■ WHAT YOU ARE ASKED TO DO
Your answer should be every line of the records that contains the word "batterier", copied as it stands.

═══ INFORMATION PROVIDED

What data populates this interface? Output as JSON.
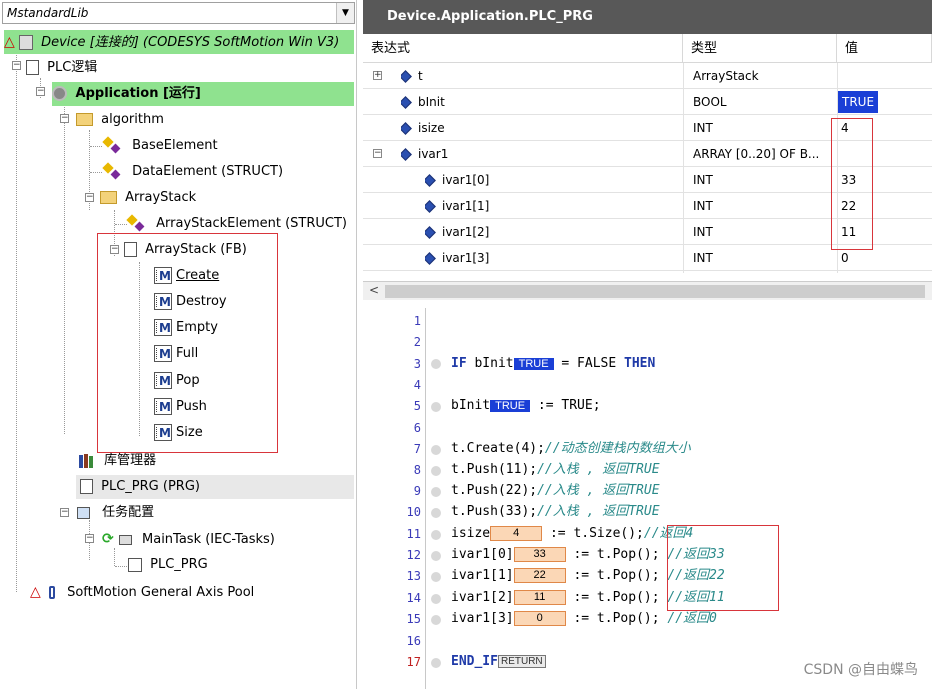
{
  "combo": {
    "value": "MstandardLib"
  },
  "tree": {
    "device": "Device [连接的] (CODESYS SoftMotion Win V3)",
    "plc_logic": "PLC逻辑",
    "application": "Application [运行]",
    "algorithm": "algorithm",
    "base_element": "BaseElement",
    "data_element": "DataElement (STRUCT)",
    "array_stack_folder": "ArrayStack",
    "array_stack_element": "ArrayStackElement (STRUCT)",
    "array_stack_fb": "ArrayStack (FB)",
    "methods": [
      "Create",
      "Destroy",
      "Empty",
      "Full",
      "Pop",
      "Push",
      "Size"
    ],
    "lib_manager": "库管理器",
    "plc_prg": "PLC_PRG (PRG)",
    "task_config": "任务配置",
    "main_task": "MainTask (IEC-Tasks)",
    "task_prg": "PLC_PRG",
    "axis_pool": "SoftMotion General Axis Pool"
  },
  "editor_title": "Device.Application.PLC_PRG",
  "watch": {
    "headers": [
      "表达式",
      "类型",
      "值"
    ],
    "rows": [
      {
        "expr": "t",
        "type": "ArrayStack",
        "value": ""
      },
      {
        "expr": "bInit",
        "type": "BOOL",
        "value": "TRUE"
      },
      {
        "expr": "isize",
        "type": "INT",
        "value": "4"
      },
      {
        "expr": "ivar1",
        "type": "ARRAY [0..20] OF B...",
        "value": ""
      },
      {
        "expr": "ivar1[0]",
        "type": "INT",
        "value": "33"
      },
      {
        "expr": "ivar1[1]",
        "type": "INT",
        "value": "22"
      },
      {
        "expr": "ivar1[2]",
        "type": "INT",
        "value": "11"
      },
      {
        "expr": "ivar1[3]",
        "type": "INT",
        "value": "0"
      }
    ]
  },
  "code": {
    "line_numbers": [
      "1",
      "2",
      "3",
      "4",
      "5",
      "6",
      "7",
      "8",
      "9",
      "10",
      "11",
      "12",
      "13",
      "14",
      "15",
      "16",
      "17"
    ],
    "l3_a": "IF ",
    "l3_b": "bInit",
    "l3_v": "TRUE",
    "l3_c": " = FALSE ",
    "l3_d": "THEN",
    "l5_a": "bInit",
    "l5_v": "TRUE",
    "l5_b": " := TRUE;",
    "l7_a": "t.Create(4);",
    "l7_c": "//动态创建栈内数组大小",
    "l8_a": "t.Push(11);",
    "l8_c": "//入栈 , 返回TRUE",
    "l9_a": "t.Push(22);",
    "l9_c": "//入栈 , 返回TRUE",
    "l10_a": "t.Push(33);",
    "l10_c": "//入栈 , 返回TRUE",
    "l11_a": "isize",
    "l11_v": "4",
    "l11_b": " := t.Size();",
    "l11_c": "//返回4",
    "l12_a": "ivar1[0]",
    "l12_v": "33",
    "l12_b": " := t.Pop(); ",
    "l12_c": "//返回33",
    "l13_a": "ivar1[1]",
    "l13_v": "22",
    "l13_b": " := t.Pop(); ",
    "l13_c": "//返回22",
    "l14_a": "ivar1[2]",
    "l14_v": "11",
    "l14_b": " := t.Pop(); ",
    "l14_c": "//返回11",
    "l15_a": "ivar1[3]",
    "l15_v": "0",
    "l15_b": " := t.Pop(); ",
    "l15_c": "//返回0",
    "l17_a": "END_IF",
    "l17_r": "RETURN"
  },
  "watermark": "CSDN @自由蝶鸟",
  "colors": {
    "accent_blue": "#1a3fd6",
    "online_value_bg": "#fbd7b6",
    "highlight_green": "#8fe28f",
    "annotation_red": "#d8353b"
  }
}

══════
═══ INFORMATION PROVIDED

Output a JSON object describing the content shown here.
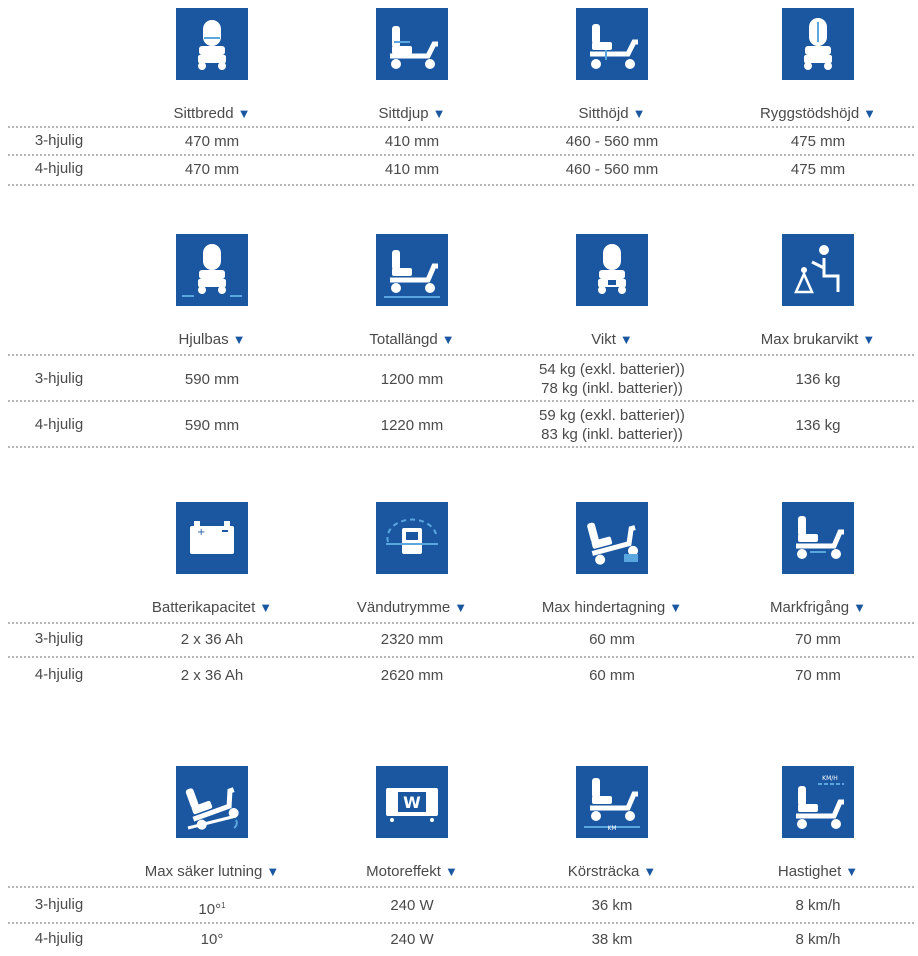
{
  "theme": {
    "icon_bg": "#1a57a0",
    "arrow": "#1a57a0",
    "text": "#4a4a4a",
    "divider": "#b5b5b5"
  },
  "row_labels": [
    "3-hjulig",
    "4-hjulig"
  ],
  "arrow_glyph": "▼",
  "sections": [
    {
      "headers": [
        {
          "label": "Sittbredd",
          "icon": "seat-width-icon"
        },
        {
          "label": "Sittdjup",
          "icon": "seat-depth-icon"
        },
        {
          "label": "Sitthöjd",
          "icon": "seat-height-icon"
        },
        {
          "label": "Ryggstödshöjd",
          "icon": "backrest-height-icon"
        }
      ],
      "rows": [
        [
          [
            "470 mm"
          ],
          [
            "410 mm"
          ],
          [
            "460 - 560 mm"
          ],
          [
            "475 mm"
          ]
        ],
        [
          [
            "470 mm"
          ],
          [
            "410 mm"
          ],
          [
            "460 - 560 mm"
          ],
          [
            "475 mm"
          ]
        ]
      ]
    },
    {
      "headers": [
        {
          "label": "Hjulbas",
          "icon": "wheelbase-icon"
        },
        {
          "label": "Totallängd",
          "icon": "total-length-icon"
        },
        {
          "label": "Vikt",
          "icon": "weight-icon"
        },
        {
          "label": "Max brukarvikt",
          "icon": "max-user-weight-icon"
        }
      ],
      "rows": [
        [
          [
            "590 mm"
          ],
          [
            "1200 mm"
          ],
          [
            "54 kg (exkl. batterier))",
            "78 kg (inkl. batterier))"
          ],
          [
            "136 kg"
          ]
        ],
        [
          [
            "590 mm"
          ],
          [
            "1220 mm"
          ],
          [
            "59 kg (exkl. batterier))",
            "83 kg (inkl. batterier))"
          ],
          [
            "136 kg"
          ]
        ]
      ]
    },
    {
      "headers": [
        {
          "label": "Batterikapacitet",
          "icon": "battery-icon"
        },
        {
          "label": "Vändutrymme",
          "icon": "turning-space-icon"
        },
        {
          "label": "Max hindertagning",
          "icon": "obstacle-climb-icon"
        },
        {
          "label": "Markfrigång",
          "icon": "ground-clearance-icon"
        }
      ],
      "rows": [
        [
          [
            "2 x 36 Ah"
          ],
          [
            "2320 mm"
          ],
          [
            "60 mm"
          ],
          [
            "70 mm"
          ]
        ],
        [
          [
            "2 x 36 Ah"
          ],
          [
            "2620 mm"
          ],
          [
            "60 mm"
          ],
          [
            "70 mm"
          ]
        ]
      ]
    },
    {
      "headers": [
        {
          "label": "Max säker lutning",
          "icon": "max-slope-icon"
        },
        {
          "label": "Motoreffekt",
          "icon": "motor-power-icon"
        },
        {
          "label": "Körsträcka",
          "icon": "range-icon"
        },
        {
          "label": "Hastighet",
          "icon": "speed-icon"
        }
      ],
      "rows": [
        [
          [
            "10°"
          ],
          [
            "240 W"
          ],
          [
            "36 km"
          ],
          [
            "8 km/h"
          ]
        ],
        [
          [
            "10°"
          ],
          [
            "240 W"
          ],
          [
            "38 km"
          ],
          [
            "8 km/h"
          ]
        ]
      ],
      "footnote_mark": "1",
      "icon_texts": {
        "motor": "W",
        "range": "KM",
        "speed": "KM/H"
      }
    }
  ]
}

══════

■ TASK OUTPUT
            "54 kg (exkl. batterier))",
            "78 kg (inkl. batterier))"
            "59 kg (exkl. batterier))",
            "83 kg (inkl. batterier))"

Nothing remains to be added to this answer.